VOL. 133 | NO. 3 | Wednesday, January 3, 2018
Guerrilla Sales & Marketing
Trim the Fat from Communications
By Leslie Graff
While we all try to start the year healthier by substituting celery for cookies, it’s also time to make your internal communications a little leaner with a New Year’s reboot.
Not to sabotage your new diet with a food analogy, but you might say “internal communications” is a smorgasbord of information for your employees, channels for reaching them and company goals to reinforce. It’s easy to let this hefty buffet of messaging weigh you down.
In any plan to get healthy, you have to eat better, get lean with cardio and lift weights to build strength. The same strategies apply to a strong communications plan.
“Eat better” with improved information sharing. Just as you plan your meals for the week, plan the messages you’re sending to your team. Think about what you’re feeding them by providing a healthy blend of information they need to know to do their jobs and be excited about where your company is headed.
“Get lean” through fast communication channels.

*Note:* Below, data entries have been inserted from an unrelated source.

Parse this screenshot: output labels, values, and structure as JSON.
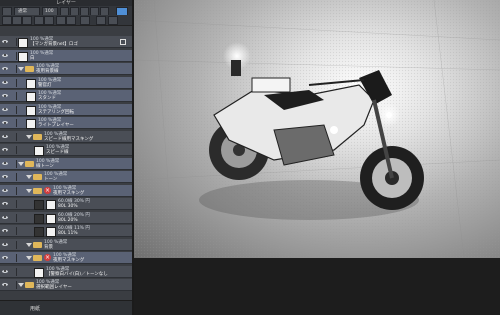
{
  "panel": {
    "title": "レイヤー",
    "blend_mode": "通常",
    "opacity_value": "100"
  },
  "layers": [
    {
      "line1": "100 %通常",
      "line2": "【マンガ背景net】ロゴ",
      "type": "raster",
      "selected": false
    },
    {
      "line1": "100 %通常",
      "line2": "白",
      "type": "raster",
      "selected": true
    },
    {
      "line1": "100 %通常",
      "line2": "夜用背景線",
      "type": "folder",
      "selected": true
    },
    {
      "line1": "100 %通常",
      "line2": "警官灯",
      "type": "raster",
      "selected": true
    },
    {
      "line1": "100 %通常",
      "line2": "スタンド",
      "type": "raster",
      "selected": true
    },
    {
      "line1": "100 %通常",
      "line2": "ステアリング回転",
      "type": "raster",
      "selected": true
    },
    {
      "line1": "100 %通常",
      "line2": "ライトプレイヤー",
      "type": "raster",
      "selected": true
    },
    {
      "line1": "100 %通常",
      "line2": "スピード線用マスキング",
      "type": "folder",
      "selected": false
    },
    {
      "line1": "100 %通常",
      "line2": "スピード線",
      "type": "raster",
      "selected": false
    },
    {
      "line1": "100 %通常",
      "line2": "線トーン",
      "type": "folder",
      "selected": true
    },
    {
      "line1": "100 %通常",
      "line2": "トーン",
      "type": "folder",
      "selected": true
    },
    {
      "line1": "100 %通常",
      "line2": "夜用マスキング",
      "type": "mask",
      "selected": true
    },
    {
      "line1": "60.0線 30% 円",
      "line2": "80L 30%",
      "type": "tone",
      "selected": false
    },
    {
      "line1": "60.0線 20% 円",
      "line2": "80L 20%",
      "type": "tone",
      "selected": false
    },
    {
      "line1": "60.0線 11% 円",
      "line2": "80L 11%",
      "type": "tone",
      "selected": false
    },
    {
      "line1": "100 %通常",
      "line2": "背景",
      "type": "folder",
      "selected": false
    },
    {
      "line1": "100 %通常",
      "line2": "夜用マスキング",
      "type": "mask",
      "selected": true
    },
    {
      "line1": "100 %通常",
      "line2": "【警察白バイ(白)／トーンなし",
      "type": "raster",
      "selected": false
    },
    {
      "line1": "100 %通常",
      "line2": "選択範囲レイヤー",
      "type": "folder",
      "selected": false
    }
  ],
  "bottom_bar": {
    "label": "用紙"
  },
  "colors": {
    "panel": "#3a3d42",
    "selected": "#5a6275",
    "accent": "#4f8fd6"
  }
}
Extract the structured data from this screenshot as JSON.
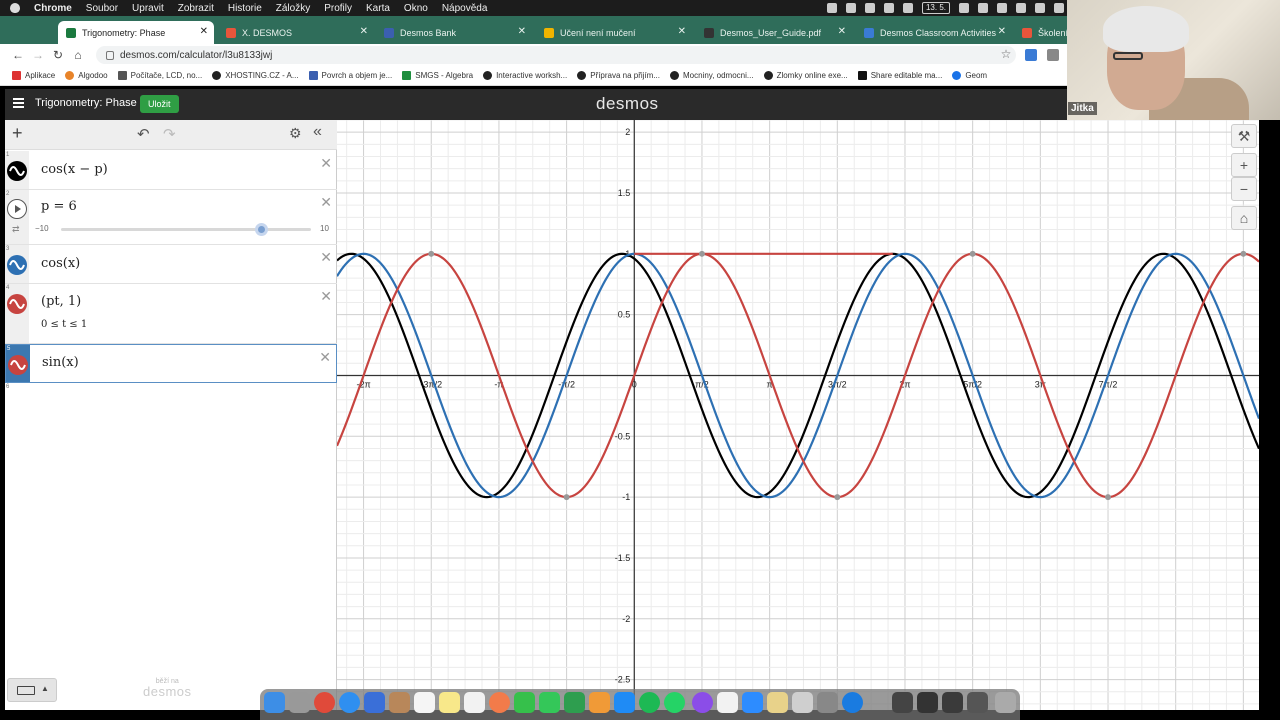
{
  "menubar": {
    "items": [
      "Chrome",
      "Soubor",
      "Upravit",
      "Zobrazit",
      "Historie",
      "Záložky",
      "Profily",
      "Karta",
      "Okno",
      "Nápověda"
    ],
    "date": "13. 5."
  },
  "browser": {
    "tabs": [
      {
        "label": "Trigonometry: Phase",
        "color": "#1b7a3f"
      },
      {
        "label": "X. DESMOS",
        "color": "#e8553b"
      },
      {
        "label": "Desmos Bank",
        "color": "#3b5fb0"
      },
      {
        "label": "Učení není mučení",
        "color": "#f0b400"
      },
      {
        "label": "Desmos_User_Guide.pdf",
        "color": "#333333"
      },
      {
        "label": "Desmos Classroom Activities",
        "color": "#3a7bd5"
      },
      {
        "label": "Školení D",
        "color": "#e8553b"
      }
    ],
    "url": "desmos.com/calculator/l3u8133jwj",
    "bookmarks": [
      "Aplikace",
      "Algodoo",
      "Počítače, LCD, no...",
      "XHOSTING.CZ - A...",
      "Povrch a objem je...",
      "SMGS - Algebra",
      "Interactive worksh...",
      "Příprava na přijím...",
      "Mocniny, odmocni...",
      "Zlomky online exe...",
      "Share editable ma...",
      "Geom"
    ]
  },
  "webcam": {
    "name": "Jitka"
  },
  "desmos": {
    "graph_title": "Trigonometry: Phase",
    "save_label": "Uložit",
    "logo": "desmos",
    "powered_by": "běží na",
    "powered_logo": "desmos",
    "expressions": [
      {
        "num": "1",
        "text": "cos(x − p)",
        "color": "#000000"
      },
      {
        "num": "2",
        "text": "p = 6",
        "slider_min": "−10",
        "slider_max": "10",
        "slider_value": 6
      },
      {
        "num": "3",
        "text": "cos(x)",
        "color": "#2d70b3"
      },
      {
        "num": "4",
        "text": "(pt, 1)",
        "restriction": "0   ≤ t ≤  1",
        "color": "#c74440"
      },
      {
        "num": "5",
        "text": "sin(x)",
        "color": "#c74440"
      },
      {
        "num": "6",
        "text": ""
      }
    ]
  },
  "chart_data": {
    "type": "line",
    "xlim": [
      -6.9,
      14.5
    ],
    "ylim": [
      -2.75,
      2.1
    ],
    "grid": true,
    "x_tick_labels": [
      "-3π",
      "-5π/2",
      "-2π",
      "-3π/2",
      "-π",
      "-π/2",
      "0",
      "π/2",
      "π",
      "3π/2",
      "2π",
      "5π/2",
      "3π",
      "7π/2"
    ],
    "y_tick_labels": [
      "2",
      "1.5",
      "1",
      "0.5",
      "-0.5",
      "-1",
      "-1.5",
      "-2",
      "-2.5"
    ],
    "series": [
      {
        "expression": "cos(x − p)",
        "p": 6,
        "color": "#000000"
      },
      {
        "expression": "cos(x)",
        "color": "#2d70b3"
      },
      {
        "expression": "sin(x)",
        "color": "#c74440"
      },
      {
        "expression": "(pt, 1)",
        "t_range": [
          0,
          1
        ],
        "color": "#c74440"
      }
    ]
  }
}
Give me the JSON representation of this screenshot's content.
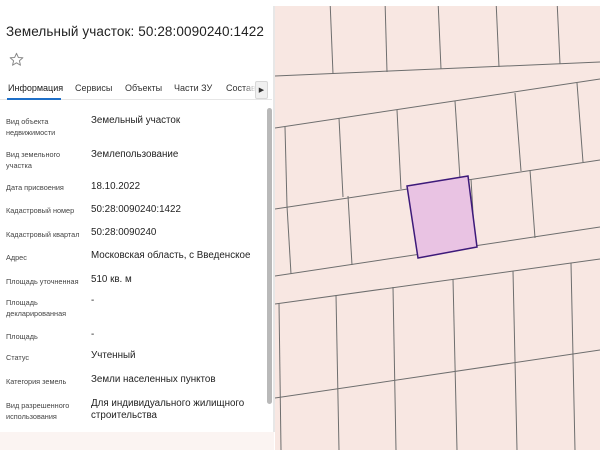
{
  "panel": {
    "title": "Земельный участок: 50:28:0090240:1422",
    "tabs": [
      {
        "label": "Информация",
        "active": true
      },
      {
        "label": "Сервисы",
        "active": false
      },
      {
        "label": "Объекты",
        "active": false
      },
      {
        "label": "Части ЗУ",
        "active": false
      },
      {
        "label": "Состав",
        "active": false
      }
    ],
    "properties": [
      {
        "label": "Вид объекта недвижимости",
        "value": "Земельный участок"
      },
      {
        "label": "Вид земельного участка",
        "value": "Землепользование"
      },
      {
        "label": "Дата присвоения",
        "value": "18.10.2022"
      },
      {
        "label": "Кадастровый номер",
        "value": "50:28:0090240:1422"
      },
      {
        "label": "Кадастровый квартал",
        "value": "50:28:0090240"
      },
      {
        "label": "Адрес",
        "value": "Московская область, с Введенское"
      },
      {
        "label": "Площадь уточненная",
        "value": "510 кв. м"
      },
      {
        "label": "Площадь декларированная",
        "value": "-"
      },
      {
        "label": "Площадь",
        "value": "-"
      },
      {
        "label": "Статус",
        "value": "Учтенный"
      },
      {
        "label": "Категория земель",
        "value": "Земли населенных пунктов"
      },
      {
        "label": "Вид разрешенного использования",
        "value": "Для индивидуального жилищного строительства"
      }
    ]
  },
  "icons": {
    "favorite": "star-outline-icon",
    "tabs_next": "chevron-right-icon"
  },
  "colors": {
    "map_background": "#f8e7e2",
    "parcel_lines": "#6e6e6e",
    "selected_parcel_fill": "#e9c3e3",
    "selected_parcel_stroke": "#3d1a7a",
    "active_tab_underline": "#1e6fc8"
  }
}
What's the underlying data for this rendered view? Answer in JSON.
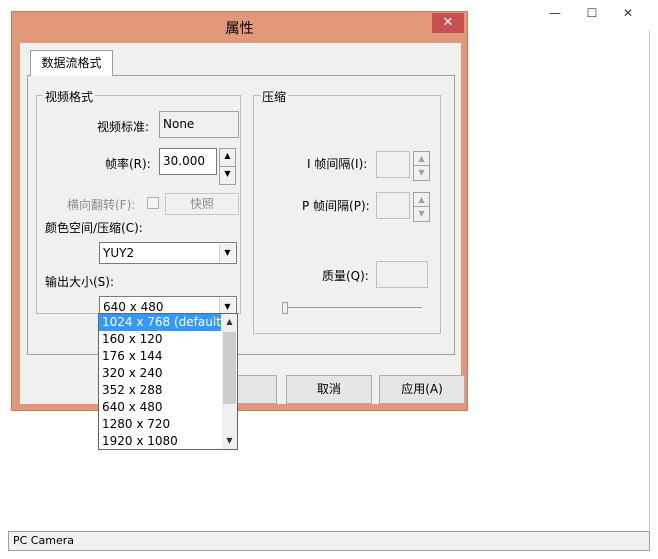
{
  "main_window": {
    "title_fragment": "",
    "minimize": "—",
    "maximize": "☐",
    "close": "✕",
    "status_text": "PC Camera"
  },
  "dialog": {
    "title": "属性",
    "close": "✕",
    "tab_label": "数据流格式",
    "video_format": {
      "group_label": "视频格式",
      "standard_label": "视频标准:",
      "standard_value": "None",
      "framerate_label": "帧率(R):",
      "framerate_value": "30.000",
      "flip_label": "横向翻转(F):",
      "snapshot_button": "快照",
      "colorspace_label": "颜色空间/压缩(C):",
      "colorspace_value": "YUY2",
      "output_size_label": "输出大小(S):",
      "output_size_value": "640 x 480"
    },
    "compression": {
      "group_label": "压缩",
      "iframe_label": "I 帧间隔(I):",
      "pframe_label": "P 帧间隔(P):",
      "quality_label": "质量(Q):",
      "quality_level": 0
    },
    "buttons": {
      "cancel": "取消",
      "apply": "应用(A)"
    }
  },
  "output_size_options": [
    "1024 x 768  (default)",
    "160 x 120",
    "176 x 144",
    "320 x 240",
    "352 x 288",
    "640 x 480",
    "1280 x 720",
    "1920 x 1080"
  ],
  "selected_index": 0,
  "colors": {
    "dialog_frame": "#e0977a",
    "selection": "#3399ff",
    "close_button": "#c75050"
  }
}
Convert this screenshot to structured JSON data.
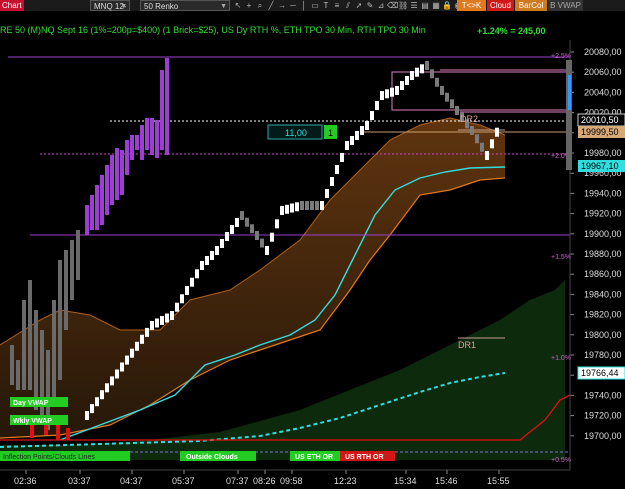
{
  "toolbar": {
    "title": "Chart",
    "symbol": "MNQ 12-24",
    "period": "50 Renko",
    "buttons": [
      "T<>K",
      "Cloud",
      "BarCol",
      "B VWAP"
    ]
  },
  "chart": {
    "header_text": "RE 50 (M)NQ Sept 16 (1%=200p=$400) (1 Brick=$25), US Dy RTH %, ETH TPO 30 Min, RTH TPO 30 Min",
    "change_text": "+1.24% = 245,00",
    "box_value": "11,00",
    "box_count": "1",
    "annotations": {
      "dr2": "DR2",
      "dr1": "DR1"
    },
    "pct_labels": [
      "+2.5%",
      "+2.0%",
      "+1.5%",
      "+1.0%",
      "+0.5%"
    ],
    "price_axis": [
      "20080,00",
      "20060,00",
      "20040,00",
      "20020,00",
      "20000,00",
      "19980,00",
      "19960,00",
      "19940,00",
      "19920,00",
      "19900,00",
      "19880,00",
      "19860,00",
      "19840,00",
      "19820,00",
      "19800,00",
      "19780,00",
      "19760,00",
      "19740,00",
      "19720,00",
      "19700,00"
    ],
    "price_tags": {
      "last": "20010,50",
      "tan": "19999,50",
      "cyan": "19967,10",
      "vwap": "19766,44"
    },
    "time_axis": [
      "02:36",
      "03:37",
      "04:37",
      "05:37",
      "07:37",
      "08:26",
      "09:58",
      "12:23",
      "15:34",
      "15:46",
      "15:55"
    ],
    "bottom_labels": {
      "day_vwap": "Day VWAP",
      "wkly_vwap": "Wkly VWAP",
      "left_text": "Inflection Points/Clouds Lines",
      "outside": "Outside Clouds",
      "eth_or": "US ETH OR",
      "rth_or": "US RTH OR"
    },
    "colors": {
      "bull": "#ffffff",
      "bear": "#7a7a7a",
      "purple": "#9b3fd0",
      "cyan": "#33dddd",
      "orange": "#e07a20",
      "red": "#e01010",
      "green": "#22cc22",
      "magenta": "#d040d0"
    }
  }
}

On bad days, managing your communication channels can feel like jumping between a spin bike, elliptical and treadmill – lots of effort is going out in all directions but you never go anywhere.
We send emails and texts, hang notices, make in-person announcements, leave voicemails and set up chat systems to stay in touch, yet we often feel no one hears us. If you’re struggling to send notices through all your channels, your employees are also struggling to stay on top of them all.
As your company’s chief communicator, it’s your job to be sure your strategy is fast and lean so people can get the information they need without slowing down to learn a new machine. Give employees clear directions on what types of communications go with each channel and how often they should check in. Before you add another cardio machine to your workout plan, think about which ones are actually getting you to your goals.
“Build strength” by focusing on the heavy weight of major goals. Internal communications can get bloated quickly because you’re often negotiating competing goals. In some messages, you need to share bad news or correct problematic behavior, while elsewhere you want to inspire your team.
By letting company priorities drive the tone, frequency and content of your communications, you’re able to reinforce what should be important for everyone on your team. The more often your employees receive routine messages through the lens of encouragement, they more they are able to recognize the positive company culture you’re building.
While your new diet and exercise program will make you stronger, strategic internal communications will make your team stronger when you take time to plan healthy messages, share them quickly through effective channels and tie your communications to your goals and priorities.
Leslie Graff, marketing strategist at RedRover Sales & Marketing Strategy, can be reached at redrovercompany.com.